Dear Mr. Pruitt,
Yesterday, on CNBC, you stated that you do not agree with the world consensus that human activity is a primary contributor to global warming. This came as no surprise given that in your first speech as head of our Environmental Protection Agency, you chose not to even mention the subject.
Instead, you spoke about civility, our founding fathers, and baseball.
This is not a criticism; I share your love for baseball and I admire and applaud your respect for our founding fathers. In fact, if we were ever to have a beer, I’d be happy to keep the conversation on the Red Sox and Ben Franklin.
Before we get to baseball, can we talk about Ben Franklin? In the mid-18th century, when Franklin was advocating a federal union of colonies, no European model was found to be workable for the new country. Franklin, and our other founders, saw greater wisdom in the true owners and stewards of the new land — the Native Americans. In fact, Franklin and his friends were blown away by the Constitution of the Iroquois Confederacy and advocated many of their ideas, such as equality, natural rights, freedom of religion, property rights — and especially one of the Iroquois laws that resonated to Franklin as not only wise but critical:

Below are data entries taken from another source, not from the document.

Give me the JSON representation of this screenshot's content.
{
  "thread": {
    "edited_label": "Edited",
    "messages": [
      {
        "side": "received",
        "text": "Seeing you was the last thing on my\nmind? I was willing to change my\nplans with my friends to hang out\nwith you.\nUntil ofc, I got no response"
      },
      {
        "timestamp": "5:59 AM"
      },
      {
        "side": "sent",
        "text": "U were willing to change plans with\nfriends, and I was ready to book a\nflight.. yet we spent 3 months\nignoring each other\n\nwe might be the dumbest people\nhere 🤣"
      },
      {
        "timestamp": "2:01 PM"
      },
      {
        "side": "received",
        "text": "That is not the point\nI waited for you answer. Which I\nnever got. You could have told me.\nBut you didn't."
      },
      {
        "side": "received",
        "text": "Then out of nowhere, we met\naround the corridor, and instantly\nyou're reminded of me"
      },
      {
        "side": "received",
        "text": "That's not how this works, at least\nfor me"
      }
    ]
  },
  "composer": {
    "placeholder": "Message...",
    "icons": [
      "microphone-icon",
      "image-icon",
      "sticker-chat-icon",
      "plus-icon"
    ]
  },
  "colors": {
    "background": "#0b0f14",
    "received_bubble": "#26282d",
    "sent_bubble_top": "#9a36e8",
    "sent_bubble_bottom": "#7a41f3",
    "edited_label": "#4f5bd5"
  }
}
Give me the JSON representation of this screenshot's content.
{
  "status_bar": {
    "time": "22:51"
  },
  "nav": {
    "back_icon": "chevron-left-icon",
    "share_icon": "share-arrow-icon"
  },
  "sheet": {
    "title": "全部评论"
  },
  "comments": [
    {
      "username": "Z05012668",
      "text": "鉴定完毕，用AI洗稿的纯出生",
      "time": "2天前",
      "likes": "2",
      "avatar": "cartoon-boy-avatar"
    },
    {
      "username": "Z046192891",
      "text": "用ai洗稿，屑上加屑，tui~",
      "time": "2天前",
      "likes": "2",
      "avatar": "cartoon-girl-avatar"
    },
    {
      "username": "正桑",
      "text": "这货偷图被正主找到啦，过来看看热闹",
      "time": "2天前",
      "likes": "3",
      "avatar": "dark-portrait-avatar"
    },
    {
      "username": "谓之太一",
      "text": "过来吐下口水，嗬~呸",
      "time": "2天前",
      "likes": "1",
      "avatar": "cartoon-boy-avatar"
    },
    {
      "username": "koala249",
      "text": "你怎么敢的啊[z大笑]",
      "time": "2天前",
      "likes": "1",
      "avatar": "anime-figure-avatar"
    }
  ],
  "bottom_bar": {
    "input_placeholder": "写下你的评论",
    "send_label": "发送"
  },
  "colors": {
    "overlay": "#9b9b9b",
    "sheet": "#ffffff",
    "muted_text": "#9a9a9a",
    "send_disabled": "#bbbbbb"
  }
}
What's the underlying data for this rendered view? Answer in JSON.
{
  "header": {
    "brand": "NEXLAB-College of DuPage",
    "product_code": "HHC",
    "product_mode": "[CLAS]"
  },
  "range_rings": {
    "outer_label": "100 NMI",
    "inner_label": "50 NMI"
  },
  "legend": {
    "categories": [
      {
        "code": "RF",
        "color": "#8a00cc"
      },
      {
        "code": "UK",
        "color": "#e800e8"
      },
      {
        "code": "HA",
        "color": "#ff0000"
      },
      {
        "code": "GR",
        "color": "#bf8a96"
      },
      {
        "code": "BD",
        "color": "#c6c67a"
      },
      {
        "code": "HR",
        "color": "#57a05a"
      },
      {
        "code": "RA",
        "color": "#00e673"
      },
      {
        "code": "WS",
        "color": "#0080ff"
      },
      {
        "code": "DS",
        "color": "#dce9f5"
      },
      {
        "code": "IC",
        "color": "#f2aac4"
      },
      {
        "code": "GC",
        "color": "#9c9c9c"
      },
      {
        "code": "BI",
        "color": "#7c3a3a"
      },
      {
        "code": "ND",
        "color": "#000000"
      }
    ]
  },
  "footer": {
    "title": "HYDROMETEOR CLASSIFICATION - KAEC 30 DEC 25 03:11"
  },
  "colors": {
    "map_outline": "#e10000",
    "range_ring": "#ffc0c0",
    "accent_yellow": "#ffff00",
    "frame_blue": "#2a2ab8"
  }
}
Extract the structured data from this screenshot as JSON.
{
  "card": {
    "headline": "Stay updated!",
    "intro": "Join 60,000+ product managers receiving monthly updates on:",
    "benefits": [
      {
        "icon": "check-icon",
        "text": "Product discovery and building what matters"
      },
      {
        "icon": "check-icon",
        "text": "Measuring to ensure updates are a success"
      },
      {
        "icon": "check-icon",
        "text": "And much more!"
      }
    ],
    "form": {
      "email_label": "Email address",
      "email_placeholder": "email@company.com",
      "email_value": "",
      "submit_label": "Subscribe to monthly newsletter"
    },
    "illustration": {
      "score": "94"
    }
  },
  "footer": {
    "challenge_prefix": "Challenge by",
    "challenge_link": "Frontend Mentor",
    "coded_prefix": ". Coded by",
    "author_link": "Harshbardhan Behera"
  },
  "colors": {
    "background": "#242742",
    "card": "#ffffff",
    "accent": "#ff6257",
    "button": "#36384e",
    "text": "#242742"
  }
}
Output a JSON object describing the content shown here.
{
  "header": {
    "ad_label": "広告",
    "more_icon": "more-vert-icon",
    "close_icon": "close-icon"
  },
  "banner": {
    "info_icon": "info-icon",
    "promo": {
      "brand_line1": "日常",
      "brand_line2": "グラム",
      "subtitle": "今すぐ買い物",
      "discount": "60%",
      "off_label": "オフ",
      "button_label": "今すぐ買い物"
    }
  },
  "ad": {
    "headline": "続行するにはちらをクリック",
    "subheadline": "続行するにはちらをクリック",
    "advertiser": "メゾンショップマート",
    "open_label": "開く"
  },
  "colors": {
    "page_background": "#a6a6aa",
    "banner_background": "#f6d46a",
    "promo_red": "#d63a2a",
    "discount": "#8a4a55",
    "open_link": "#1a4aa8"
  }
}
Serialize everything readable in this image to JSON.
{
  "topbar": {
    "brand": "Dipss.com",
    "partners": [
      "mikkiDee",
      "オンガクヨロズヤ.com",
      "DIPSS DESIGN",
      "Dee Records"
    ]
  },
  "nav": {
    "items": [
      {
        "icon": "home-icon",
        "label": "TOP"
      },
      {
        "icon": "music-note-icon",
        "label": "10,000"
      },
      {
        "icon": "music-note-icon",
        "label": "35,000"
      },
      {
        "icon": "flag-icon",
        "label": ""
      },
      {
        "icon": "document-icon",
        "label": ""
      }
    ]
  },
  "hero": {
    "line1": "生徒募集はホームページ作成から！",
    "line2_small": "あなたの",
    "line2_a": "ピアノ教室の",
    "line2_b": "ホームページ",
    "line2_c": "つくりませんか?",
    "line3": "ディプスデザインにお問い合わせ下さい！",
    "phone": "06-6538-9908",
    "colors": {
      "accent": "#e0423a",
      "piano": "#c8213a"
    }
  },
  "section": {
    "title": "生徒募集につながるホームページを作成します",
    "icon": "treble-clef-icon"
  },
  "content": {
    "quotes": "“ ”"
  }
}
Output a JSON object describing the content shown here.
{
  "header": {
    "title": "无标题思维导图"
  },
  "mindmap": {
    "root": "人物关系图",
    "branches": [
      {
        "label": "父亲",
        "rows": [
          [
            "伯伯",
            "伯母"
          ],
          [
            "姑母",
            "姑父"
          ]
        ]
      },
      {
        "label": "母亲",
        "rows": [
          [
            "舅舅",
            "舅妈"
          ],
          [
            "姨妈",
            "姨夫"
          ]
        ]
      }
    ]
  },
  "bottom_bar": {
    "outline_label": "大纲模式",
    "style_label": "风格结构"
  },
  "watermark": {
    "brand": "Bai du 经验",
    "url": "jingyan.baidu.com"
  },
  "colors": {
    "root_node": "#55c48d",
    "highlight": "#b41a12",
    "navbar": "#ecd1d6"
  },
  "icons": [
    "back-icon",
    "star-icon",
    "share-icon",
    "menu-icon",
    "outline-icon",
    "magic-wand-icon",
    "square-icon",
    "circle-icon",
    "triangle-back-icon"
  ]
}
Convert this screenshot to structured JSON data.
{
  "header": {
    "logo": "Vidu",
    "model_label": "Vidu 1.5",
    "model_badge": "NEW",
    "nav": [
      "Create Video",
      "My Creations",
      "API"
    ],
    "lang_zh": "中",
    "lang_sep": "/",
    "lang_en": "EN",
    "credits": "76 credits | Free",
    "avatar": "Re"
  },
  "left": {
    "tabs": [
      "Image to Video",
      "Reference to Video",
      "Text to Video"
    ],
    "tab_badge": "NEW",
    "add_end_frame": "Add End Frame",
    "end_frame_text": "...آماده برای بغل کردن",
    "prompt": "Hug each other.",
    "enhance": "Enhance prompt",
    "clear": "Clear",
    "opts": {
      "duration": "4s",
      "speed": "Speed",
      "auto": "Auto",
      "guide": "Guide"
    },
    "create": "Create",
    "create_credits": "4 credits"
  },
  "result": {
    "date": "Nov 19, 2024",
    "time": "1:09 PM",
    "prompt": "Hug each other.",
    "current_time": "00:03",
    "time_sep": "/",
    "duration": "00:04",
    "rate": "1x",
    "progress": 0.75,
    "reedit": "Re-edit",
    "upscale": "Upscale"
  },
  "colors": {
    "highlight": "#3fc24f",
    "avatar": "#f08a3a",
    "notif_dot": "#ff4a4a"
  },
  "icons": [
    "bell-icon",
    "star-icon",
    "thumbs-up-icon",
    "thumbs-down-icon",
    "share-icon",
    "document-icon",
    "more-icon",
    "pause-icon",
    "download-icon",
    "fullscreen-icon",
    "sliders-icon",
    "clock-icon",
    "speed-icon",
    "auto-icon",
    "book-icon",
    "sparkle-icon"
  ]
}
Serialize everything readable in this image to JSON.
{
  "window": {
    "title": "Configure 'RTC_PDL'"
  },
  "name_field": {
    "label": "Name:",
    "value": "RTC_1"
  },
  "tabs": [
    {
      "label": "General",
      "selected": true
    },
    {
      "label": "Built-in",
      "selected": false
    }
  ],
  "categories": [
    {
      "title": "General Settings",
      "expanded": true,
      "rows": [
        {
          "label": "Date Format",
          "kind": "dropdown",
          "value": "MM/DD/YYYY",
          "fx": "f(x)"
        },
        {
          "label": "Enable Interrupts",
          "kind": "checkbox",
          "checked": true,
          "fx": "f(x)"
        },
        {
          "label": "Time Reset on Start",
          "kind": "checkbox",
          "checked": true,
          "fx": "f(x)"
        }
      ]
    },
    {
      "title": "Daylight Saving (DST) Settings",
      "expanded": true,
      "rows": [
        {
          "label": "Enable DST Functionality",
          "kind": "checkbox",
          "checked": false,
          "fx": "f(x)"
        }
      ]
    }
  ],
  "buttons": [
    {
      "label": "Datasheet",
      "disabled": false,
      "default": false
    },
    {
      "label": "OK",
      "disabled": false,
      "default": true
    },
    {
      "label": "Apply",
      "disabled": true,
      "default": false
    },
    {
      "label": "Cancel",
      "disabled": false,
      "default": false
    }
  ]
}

‘In all our deliberations, let us first consider the impact on the next seven generations.’ Please take one moment and think about that. Franklin was impressed by the way his elder friend Canasstego, speaker for the Great Council at Onondaga, addressed stewardship of the earth, spoke of how hunting and fishing and burning areas were carefully regulated so as not to over-impact the land. Environmental regulations were the cornerstone of the Iroquois democracy that Franklin campaigned to adopt. Why force a failed model on the new land, one that the founding fathers were trying to escape, when the true keepers of the new land had it down to a science. An earth science that was also their spirituality (and still is).
20 years after Franklin’s argument was defeated at the Albany Congress, Thomas Jefferson still looked to the Iroquois Nations for wisdom in blueprinting our American system of government. He stopped just short of including the rightful inheritance of the seventh generation in the Bill of Rights, but if Ben Franklin had his way, it would have been there — and we would not still be debating (although, Sir, the world’s greatest scientists strongly believe that debate reached a conclusion long before your new position).
I ask that in all our deliberations, let us first consider the impact on your children and mine, and their children. Because with a scorched earth there’s no baseball. When you find yourself in the bottom of the ninth inning and you still have a chance to pull out a win, there’s no more time for debate. No more time for placing a priority on selling merchandise in the stands. We’re all one team, one tribe.
With respect and civility,